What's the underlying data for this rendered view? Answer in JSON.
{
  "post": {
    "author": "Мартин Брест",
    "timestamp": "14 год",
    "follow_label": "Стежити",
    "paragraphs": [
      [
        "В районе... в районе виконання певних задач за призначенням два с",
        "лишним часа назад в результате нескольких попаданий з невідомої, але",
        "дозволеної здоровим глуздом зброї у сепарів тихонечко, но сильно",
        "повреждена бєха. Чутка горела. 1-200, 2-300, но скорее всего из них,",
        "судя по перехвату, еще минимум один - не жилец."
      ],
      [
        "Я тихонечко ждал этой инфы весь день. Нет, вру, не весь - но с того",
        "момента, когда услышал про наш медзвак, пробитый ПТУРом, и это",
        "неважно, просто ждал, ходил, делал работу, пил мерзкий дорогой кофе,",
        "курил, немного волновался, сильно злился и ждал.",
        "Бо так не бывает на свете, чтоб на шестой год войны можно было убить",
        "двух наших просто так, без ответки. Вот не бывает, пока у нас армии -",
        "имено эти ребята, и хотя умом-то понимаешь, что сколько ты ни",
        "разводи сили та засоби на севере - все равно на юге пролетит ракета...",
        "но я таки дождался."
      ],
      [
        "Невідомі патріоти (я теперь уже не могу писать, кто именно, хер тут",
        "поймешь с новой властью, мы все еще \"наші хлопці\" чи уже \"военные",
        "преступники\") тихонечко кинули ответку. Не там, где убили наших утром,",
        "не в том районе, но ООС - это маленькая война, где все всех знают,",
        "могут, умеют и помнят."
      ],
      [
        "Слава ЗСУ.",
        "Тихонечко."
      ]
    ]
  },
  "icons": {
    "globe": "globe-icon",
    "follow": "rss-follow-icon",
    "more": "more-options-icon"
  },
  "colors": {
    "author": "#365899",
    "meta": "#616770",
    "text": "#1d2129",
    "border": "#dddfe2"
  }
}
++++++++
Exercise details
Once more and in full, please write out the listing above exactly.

Response area
What's the underlying data for this rendered view? Answer in JSON.
{
  "post": {
    "author": "Мартин Брест",
    "timestamp": "14 год",
    "follow_label": "Стежити",
    "paragraphs": [
      [
        "В районе... в районе виконання певних задач за призначенням два с",
        "лишним часа назад в результате нескольких попаданий з невідомої, але",
        "дозволеної здоровим глуздом зброї у сепарів тихонечко, но сильно",
        "повреждена бєха. Чутка горела. 1-200, 2-300, но скорее всего из них,",
        "судя по перехвату, еще минимум один - не жилец."
      ],
      [
        "Я тихонечко ждал этой инфы весь день. Нет, вру, не весь - но с того",
        "момента, когда услышал про наш медзвак, пробитый ПТУРом, и это",
        "неважно, просто ждал, ходил, делал работу, пил мерзкий дорогой кофе,",
        "курил, немного волновался, сильно злился и ждал.",
        "Бо так не бывает на свете, чтоб на шестой год войны можно было убить",
        "двух наших просто так, без ответки. Вот не бывает, пока у нас армии -",
        "имено эти ребята, и хотя умом-то понимаешь, что сколько ты ни",
        "разводи сили та засоби на севере - все равно на юге пролетит ракета...",
        "но я таки дождался."
      ],
      [
        "Невідомі патріоти (я теперь уже не могу писать, кто именно, хер тут",
        "поймешь с новой властью, мы все еще \"наші хлопці\" чи уже \"военные",
        "преступники\") тихонечко кинули ответку. Не там, где убили наших утром,",
        "не в том районе, но ООС - это маленькая война, где все всех знают,",
        "могут, умеют и помнят."
      ],
      [
        "Слава ЗСУ.",
        "Тихонечко."
      ]
    ]
  },
  "icons": {
    "globe": "globe-icon",
    "follow": "rss-follow-icon",
    "more": "more-options-icon"
  },
  "colors": {
    "author": "#365899",
    "meta": "#616770",
    "text": "#1d2129",
    "border": "#dddfe2"
  }
}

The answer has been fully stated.